FIGURE-1: Distance Vector Loop Avoidance

For example: in figure-1, R3 has just sent out an update to R1 and R4, and suddenly the link between R3 and R5 goes down. R3 must wait, till the periodic update timer expires, to notify R1. During this time R1, R2 and R4 will continue to use the old route to R5 and routing black-hole is already created. In a larger network this routing information inconsistency could lead to a routing loop.

Split Horizon

Split Horizon rules dictate that routing information should never be sent out an interface it was learnt from. In figure-1, R3 is providing update about 192.168.35.0 to R1 and R4. Up to this point, R1 and R4 should advertise this information to R2 and back to R3. This process of advertising back the route to originator is called “reverse route”.

Common sense dictates that R1 and R4 should not advertise back to R3 since it already knows about 192.168.35.0 and off-course it waste resources. Split horizon prevents this reverse route phenomenon to evade routing loops. For example: let us assume that split horizon is not in effect and network 192.168.35.0 is unreachable. Even if the route invalidation timer is in effect, R3 must wait for next periodic update. But unexpectedly, R4 update arrives early. Now R3 has 192.168.35.0 reachable via R4 in two hops and a routing loop has occurred.

Count to Infinity

The primary purpose of split horizon is to avoid loop between neighbors.

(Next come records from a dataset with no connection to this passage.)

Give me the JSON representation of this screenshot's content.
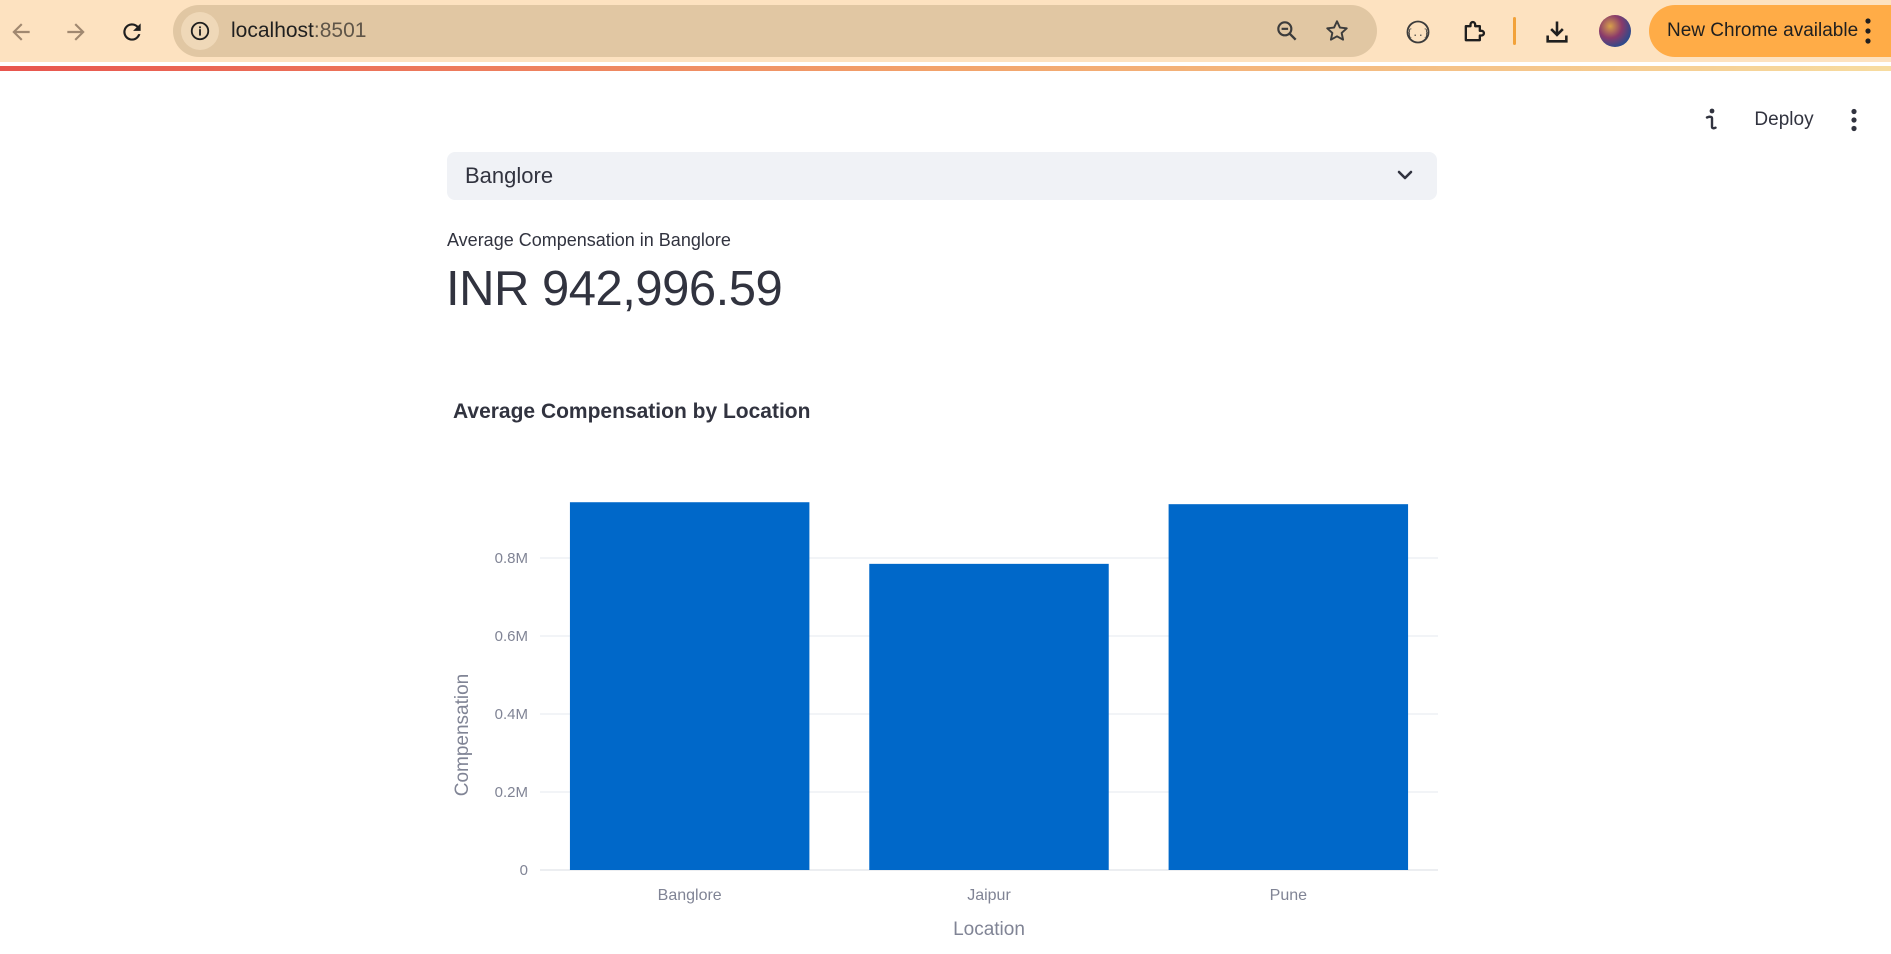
{
  "browser": {
    "url_host": "localhost",
    "url_port": ":8501",
    "update_label": "New Chrome available",
    "colors": {
      "toolbar": "#fde2c0",
      "omnibox": "#e1c7a3",
      "update_pill": "#ffac47"
    },
    "icons": [
      "back-arrow-icon",
      "forward-arrow-icon",
      "reload-icon",
      "site-info-icon",
      "zoom-icon",
      "star-icon",
      "extension-devtools-icon",
      "puzzle-icon",
      "download-icon",
      "avatar",
      "more-vert-icon"
    ]
  },
  "app_header": {
    "deploy_label": "Deploy",
    "icons": [
      "info-icon",
      "more-vert-icon"
    ]
  },
  "location_select": {
    "selected": "Banglore"
  },
  "metric": {
    "label": "Average Compensation in Banglore",
    "value": "INR 942,996.59"
  },
  "chart_data": {
    "type": "bar",
    "title": "Average Compensation by Location",
    "xlabel": "Location",
    "ylabel": "Compensation",
    "categories": [
      "Banglore",
      "Jaipur",
      "Pune"
    ],
    "values": [
      942996.59,
      785000,
      938000
    ],
    "ylim": [
      0,
      1000000
    ],
    "yticks": [
      0,
      200000,
      400000,
      600000,
      800000
    ],
    "ytick_labels": [
      "0",
      "0.2M",
      "0.4M",
      "0.6M",
      "0.8M"
    ],
    "grid": true,
    "bar_color": "#0068c9"
  }
}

But split horizon alone can not avoid loop in a network such as in figure-1. For sake of simplicity, we are not considering multiple path to the destination.

Now assuming that the network is stable, we have the following routing table entries for 192.168.35.0:

 Router Network Via Hop Count R3 192.168.35.0 Directly connected 0 R4 192.168.35.0 R3 1 R2 192.168.35.0 R4 (and R1) 2 R1 192.168.35.0 R3 1

Let us take a closer look how routing information is propagated. The network 192.168.35.0 has failed. R3 sends an update to R1 and R4 that 192.168.35.0 is unreachable. R3, R4 and R1 now have the following route entries.

 Router Network Via Hop Count R3 192.168.35.0 Unreachable Null R4 192.168.35.0 Unreachable Null R1 192.168.35.0 Unreachable Null

Since R2 hasn’t yet informed of the update that 192.168.35.0 is now not available (and unfortunately) it sends an update to R1. How did the hop count increased? Actually R2 learned 192.168.35.0 from R1 and R4; therefore, information learned from R4 is a different entity than that of R1. R1 will advertise 192.168.35.0 via R4 to R1 and vice versa and split horizon rule is not void in this condition. In a stable network, R1 and R4 will not install these advertisements from R2, since they already have best path through R3 in one hop.

The routing snapshot looks as under:

 Router Network Via Hop Count R2 192.168.35.0 R4 and R1 2 R4 192.168.35.0 R2 3 R1 192.168.35.0 R2 3

R1 send this update to R3. R3 now can reach 192.168.35.0 via R1 in four hops. The routing table will be:

 Router Network Via Hop Count R3 192.168.35.0 R1 4

R3 installs this route and advertise to R4. R4 now think that the metric toward 192.168.35.0 from R3 has increased; nonetheless, it is the only route and must be installed. The routing table of R4 looks like:

 Router Network Via Hop Count R4 192.168.35.0 R3 5

R4 advertises to R2, R2 to R1 to R3 and goes on. For each update, the hop count keeps on increasing. This phenomenon is called to count to infinity. To elevate this problem distance vector protocols define “infinity”. For example: RIP defines infinity as hop count reaches 16 and such routing information is discarded immediately. Although routing loop will be eliminated, but the convergence will be slow as each router must wait for hop count to reach infinity.

Split Horizon with Poison Reverse (route poisoning)

Uses the “infinity” value and advertise the route back to originator on the interface through which it was learned from as “unreachable”. The analogy is simple: “bad information is better than no information”. The count to infinity problem can be avoided since each neighbor is advertising routes leaned on same interface as unreachable. There is no need to wait for hop count to reach infinity.

Hold Down Timer

Flash (or triggered) updates allowed fast convergence but hold down timers introduces uncertainty to reduce the acceptance of bad routing information. If an advertisement is received with increased metric (or hop count), the router set a hold down timer before accepting the new routing information. Until the hold down timer expires, router will not accept any route for the specified destination with equal or worst metric. The trade off is the convergence time vs. containing bad routing information. In figure-1, R3 must set a hold down timer before accepting any update from R1 and R4.

This brings us to the end of this article in which we covered various techniques used by Distance Vector Routing protocols to prevent routing loops.